Former Kibra MP aspirant, footballer McDonald Mariga’s family and Football Kenya Federation’s (FKF) top brass responded to reports that he would be vying for the top seat in the upcoming federation elections.
The elections were scheduled to take place before March 2020, and reports were rife that Mariga would battle for the presidency against incumbent Nick Mwendwa.
Speaking to Kenyans.co.ke, FKF chief executive, Barry Otieno, on Wednesday, January 15, explained that Mariga’s candidature could not be confirmed at the time since there was no elections board in place to receive his application.
“By regulation, Mariga would formally inform the yet to be constituted electoral board of his interest to vie for the FKF presidency.
“As such, we have not and are not supposed to receive any documentation from any FKF presidential hopeful,” Otieno stated.
A report by People Daily on Thursday, January 16, stated that Mariga’s father, Noah Wanyama, claimed that the football star would not vie for the seat.
“For starters, Mariga is currently out of the country. In any case, he would have told me of his intentions or seek advice.

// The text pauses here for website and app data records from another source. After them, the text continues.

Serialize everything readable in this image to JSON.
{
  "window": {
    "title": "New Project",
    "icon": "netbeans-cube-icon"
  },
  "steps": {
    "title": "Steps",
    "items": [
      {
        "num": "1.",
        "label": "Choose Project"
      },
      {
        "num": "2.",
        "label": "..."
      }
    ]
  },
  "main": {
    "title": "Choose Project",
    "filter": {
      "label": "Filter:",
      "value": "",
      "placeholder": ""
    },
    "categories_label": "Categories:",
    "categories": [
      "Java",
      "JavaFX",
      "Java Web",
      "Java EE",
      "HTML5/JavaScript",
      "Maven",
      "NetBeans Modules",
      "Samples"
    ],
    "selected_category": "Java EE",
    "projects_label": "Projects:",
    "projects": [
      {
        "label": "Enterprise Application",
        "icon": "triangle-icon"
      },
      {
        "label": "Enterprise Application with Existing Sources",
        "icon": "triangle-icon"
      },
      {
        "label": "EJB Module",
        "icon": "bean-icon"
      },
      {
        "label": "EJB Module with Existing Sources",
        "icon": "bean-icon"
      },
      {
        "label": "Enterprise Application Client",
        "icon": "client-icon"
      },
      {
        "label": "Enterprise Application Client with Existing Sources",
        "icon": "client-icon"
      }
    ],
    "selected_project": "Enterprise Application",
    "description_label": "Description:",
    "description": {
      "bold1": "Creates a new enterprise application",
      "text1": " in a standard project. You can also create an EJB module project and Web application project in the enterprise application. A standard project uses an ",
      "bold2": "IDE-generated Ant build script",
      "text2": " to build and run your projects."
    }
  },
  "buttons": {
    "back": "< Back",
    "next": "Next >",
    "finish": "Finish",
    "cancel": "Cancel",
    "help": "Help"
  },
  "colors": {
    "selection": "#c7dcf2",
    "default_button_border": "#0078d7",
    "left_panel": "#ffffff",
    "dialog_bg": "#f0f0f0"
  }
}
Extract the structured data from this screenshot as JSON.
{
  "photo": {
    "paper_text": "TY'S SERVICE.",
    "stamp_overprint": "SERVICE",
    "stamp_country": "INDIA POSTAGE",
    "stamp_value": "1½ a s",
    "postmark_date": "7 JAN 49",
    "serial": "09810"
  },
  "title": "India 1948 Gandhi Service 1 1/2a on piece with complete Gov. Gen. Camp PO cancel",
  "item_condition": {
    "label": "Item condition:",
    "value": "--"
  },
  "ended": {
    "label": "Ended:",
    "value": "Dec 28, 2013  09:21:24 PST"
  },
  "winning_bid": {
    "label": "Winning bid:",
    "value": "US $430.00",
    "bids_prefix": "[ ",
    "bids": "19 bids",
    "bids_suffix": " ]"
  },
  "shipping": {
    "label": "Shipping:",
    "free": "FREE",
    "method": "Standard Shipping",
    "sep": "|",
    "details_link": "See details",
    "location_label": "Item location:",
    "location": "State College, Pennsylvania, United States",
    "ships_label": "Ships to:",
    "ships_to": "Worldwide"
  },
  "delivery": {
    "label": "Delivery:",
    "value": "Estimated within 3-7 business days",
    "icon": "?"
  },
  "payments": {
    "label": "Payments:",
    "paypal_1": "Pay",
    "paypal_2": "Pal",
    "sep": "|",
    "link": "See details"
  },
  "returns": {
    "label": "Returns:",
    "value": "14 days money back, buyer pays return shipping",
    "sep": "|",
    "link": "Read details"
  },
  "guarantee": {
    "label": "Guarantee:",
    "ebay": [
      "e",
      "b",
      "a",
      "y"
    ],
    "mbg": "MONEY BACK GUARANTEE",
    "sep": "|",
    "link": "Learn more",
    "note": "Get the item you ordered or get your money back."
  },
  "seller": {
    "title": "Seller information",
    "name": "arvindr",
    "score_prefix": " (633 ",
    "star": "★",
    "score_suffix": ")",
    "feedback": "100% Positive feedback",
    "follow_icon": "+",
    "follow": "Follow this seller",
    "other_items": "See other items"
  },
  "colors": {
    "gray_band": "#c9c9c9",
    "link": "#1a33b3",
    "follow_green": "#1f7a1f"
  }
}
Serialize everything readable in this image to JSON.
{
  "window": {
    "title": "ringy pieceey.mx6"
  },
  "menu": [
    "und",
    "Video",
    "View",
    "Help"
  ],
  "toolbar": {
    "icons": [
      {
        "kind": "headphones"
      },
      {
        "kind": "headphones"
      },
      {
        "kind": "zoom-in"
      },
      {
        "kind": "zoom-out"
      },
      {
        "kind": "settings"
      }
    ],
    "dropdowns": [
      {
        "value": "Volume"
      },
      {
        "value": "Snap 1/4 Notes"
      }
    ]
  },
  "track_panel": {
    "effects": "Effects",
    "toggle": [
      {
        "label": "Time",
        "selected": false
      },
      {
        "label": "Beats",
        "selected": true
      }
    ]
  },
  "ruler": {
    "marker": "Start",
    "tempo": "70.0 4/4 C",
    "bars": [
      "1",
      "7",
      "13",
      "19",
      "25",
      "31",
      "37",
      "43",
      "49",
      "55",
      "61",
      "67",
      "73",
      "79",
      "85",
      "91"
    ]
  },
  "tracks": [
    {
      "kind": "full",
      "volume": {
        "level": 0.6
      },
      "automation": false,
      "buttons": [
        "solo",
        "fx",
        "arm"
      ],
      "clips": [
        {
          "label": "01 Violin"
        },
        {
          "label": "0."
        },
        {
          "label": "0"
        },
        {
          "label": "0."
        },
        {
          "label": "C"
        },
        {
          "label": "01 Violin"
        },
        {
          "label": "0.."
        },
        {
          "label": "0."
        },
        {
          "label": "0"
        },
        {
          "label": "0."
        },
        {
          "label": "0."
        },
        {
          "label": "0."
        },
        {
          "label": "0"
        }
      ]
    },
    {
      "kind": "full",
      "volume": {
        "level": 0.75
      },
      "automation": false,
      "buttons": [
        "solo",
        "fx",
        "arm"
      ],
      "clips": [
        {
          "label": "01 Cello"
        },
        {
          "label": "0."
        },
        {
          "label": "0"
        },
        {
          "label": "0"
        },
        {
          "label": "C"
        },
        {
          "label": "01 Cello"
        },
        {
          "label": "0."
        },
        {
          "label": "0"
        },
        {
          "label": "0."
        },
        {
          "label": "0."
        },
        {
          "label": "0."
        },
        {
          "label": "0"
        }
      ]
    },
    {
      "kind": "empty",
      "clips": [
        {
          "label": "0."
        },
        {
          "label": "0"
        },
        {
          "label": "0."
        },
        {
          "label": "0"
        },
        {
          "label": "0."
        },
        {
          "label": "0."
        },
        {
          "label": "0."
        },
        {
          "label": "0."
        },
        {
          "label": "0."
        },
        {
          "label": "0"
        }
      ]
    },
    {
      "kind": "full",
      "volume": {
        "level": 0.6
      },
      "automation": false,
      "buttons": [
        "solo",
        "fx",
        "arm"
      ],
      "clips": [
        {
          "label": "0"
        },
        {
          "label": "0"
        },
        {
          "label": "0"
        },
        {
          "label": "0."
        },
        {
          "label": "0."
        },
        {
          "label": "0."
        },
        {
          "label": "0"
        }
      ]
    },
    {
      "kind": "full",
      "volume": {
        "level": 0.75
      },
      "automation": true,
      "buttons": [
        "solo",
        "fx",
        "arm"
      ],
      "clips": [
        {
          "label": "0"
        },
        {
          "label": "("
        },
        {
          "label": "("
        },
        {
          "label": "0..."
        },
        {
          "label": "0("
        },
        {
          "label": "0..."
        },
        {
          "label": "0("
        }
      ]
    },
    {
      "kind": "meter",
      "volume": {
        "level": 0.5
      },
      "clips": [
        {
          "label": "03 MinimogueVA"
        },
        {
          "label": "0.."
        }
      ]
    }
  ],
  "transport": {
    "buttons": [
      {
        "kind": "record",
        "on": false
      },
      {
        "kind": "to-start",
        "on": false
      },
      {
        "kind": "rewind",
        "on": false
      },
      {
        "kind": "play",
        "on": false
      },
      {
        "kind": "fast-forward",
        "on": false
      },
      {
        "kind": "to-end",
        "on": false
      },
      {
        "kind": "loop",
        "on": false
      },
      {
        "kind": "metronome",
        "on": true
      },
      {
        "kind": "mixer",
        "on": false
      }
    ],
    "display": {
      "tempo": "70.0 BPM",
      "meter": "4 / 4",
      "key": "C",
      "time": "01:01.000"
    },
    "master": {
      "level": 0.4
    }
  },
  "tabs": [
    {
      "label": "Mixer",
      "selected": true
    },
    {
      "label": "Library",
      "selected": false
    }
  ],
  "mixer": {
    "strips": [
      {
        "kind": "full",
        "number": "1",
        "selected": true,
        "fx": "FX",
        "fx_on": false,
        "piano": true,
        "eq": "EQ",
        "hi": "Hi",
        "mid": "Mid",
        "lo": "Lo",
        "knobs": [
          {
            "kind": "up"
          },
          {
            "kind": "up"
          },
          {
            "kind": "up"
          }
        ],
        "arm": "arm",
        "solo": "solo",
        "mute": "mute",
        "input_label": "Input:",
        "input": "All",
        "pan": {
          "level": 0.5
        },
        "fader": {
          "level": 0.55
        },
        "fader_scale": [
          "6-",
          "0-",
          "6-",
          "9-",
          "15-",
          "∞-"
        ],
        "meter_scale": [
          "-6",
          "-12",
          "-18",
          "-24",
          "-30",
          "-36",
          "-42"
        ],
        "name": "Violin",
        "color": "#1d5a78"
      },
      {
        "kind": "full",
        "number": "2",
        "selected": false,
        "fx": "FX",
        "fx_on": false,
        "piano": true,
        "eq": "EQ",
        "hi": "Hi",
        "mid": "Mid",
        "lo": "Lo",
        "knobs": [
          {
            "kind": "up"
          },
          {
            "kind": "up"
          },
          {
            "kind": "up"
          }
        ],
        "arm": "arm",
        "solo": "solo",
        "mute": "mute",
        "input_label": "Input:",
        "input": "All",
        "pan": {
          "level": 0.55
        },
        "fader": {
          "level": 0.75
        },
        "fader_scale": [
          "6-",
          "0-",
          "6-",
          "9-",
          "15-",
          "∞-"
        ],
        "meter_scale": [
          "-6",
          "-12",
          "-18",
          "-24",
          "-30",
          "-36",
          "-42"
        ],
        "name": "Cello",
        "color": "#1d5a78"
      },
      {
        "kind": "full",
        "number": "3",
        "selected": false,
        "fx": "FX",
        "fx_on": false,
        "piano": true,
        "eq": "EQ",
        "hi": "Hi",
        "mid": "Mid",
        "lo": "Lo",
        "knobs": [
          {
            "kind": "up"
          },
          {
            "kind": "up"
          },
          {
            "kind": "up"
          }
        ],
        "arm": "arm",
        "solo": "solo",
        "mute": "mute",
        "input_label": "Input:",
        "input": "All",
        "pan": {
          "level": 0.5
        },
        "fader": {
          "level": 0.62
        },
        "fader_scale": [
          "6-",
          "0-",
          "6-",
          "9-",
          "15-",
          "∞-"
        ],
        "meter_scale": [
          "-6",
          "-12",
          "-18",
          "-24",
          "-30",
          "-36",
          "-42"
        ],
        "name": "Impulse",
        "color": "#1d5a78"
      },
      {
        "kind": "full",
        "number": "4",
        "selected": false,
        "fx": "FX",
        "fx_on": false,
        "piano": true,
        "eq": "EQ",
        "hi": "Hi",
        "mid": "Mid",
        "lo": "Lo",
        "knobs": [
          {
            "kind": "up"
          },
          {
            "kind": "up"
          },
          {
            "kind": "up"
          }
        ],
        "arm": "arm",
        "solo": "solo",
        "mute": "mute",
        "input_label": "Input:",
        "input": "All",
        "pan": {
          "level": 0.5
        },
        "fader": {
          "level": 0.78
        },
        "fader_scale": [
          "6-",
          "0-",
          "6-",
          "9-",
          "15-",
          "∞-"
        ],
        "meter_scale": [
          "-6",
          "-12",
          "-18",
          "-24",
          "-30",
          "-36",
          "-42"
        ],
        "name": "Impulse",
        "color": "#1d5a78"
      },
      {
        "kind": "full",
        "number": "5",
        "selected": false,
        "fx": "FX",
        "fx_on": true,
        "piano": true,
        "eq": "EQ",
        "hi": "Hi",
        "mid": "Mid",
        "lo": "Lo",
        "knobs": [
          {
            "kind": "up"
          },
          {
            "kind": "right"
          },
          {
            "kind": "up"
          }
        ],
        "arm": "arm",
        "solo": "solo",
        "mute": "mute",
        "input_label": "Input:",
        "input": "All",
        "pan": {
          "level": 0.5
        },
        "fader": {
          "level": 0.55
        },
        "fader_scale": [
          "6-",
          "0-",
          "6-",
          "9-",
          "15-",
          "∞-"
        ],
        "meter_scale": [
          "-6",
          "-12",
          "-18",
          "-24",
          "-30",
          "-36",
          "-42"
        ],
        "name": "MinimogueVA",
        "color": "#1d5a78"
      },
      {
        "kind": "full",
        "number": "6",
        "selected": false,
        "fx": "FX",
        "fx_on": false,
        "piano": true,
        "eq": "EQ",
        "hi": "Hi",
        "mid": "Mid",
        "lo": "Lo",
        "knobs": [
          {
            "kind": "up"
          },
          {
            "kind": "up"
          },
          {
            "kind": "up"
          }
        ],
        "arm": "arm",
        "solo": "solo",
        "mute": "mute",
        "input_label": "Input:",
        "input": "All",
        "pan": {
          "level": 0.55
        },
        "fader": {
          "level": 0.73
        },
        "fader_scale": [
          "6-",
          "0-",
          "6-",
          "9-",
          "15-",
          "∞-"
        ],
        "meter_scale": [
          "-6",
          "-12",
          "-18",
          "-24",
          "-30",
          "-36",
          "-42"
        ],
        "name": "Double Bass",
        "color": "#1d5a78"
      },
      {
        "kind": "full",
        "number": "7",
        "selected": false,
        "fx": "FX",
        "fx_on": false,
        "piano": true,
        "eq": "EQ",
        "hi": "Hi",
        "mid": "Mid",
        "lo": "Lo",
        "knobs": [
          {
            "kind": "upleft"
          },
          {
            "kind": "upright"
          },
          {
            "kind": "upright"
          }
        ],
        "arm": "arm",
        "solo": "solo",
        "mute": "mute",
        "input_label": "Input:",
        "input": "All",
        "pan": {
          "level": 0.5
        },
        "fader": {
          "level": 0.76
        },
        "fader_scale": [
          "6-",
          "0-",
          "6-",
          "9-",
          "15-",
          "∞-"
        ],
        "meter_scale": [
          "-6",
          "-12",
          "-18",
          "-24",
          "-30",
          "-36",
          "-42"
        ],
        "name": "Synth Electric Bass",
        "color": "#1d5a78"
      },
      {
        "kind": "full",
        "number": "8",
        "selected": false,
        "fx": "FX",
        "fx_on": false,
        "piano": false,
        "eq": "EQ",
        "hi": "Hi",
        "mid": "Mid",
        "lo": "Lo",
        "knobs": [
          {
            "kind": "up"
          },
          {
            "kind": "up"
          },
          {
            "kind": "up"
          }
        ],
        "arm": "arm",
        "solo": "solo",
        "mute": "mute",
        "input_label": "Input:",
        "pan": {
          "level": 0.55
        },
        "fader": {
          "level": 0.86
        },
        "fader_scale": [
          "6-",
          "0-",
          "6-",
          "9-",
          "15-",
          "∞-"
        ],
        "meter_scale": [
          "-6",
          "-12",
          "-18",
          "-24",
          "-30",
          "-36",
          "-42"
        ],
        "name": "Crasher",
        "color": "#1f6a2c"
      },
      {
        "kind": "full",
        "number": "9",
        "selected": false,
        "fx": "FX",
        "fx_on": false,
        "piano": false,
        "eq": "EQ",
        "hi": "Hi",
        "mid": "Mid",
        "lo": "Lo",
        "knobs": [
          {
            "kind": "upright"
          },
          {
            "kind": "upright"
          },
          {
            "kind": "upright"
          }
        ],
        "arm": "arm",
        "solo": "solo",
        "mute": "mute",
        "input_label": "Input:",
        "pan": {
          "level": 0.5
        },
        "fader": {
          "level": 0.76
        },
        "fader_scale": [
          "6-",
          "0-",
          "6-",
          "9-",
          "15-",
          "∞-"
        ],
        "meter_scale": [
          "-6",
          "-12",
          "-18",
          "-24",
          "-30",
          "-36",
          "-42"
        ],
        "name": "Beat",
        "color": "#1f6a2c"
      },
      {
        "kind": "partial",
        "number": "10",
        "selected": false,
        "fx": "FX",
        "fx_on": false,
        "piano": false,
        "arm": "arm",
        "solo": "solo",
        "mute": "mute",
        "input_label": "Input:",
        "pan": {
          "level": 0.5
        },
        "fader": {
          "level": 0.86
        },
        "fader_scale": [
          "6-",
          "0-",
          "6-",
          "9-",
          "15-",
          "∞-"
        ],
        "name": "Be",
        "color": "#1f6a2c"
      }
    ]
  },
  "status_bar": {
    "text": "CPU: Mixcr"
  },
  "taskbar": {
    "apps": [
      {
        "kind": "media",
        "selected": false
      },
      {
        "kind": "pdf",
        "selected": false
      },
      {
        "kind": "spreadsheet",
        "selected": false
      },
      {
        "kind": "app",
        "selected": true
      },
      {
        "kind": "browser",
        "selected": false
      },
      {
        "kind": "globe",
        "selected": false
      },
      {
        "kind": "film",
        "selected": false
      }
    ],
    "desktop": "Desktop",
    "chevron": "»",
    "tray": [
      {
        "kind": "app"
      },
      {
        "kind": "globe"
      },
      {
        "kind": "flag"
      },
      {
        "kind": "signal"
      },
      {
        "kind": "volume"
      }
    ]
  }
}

That means this story on social media can only be fiction.
“It is a huge decision to make for anybody and I believe Mariga is an open person who would consult widely,” Wanyama is quoted.
Since losing the Kibra bid to Orange Democratic Movement’s Imran Okoth, Jubilee’s Mariga has managed to revert back to a low-key life.
His last public appearance was on December 23, 2019, when he accompanied Deputy President William Ruto to the Mumboha Hustlers Football Cup in Luanda, Vihiga County.
In December 2019, the Sports Disputes Tribunal led by chairman John Ohaga nullified the FKF County Elections held on November 23, 2019, and further cancelled the subsequent national elections that were to be held on December 7, 2019.
By then, Nick Mwenda was the only candidate who had been cleared to run for the presidency after competitors failed to launch bids for the seat.
Ohaga argued that there wasn’t enough public participation in the elections and that the FKF electoral board was not properly constituted.
FKF then issued a notice to all its members to hold engagement meetings to deliberate on the 2019/2019 FKF electoral code which would be followed by a special general meeting that would pass a vote on the code.
The NEC was also scheduled to propose an electoral board, which would be up for a vote on the same day.
If passed, the board would henceforth be mandated to conduct the repeat elections. As at January 2020, all the 20 FKF branches had held public participation forums on the 2019/2020 FKF Electoral Code ahead of repeat elections to be held within the first trimester of 2020.
The branches had also forwarded their recommendations to the FKF head office and were awaiting further deliberations and adoption of a final document.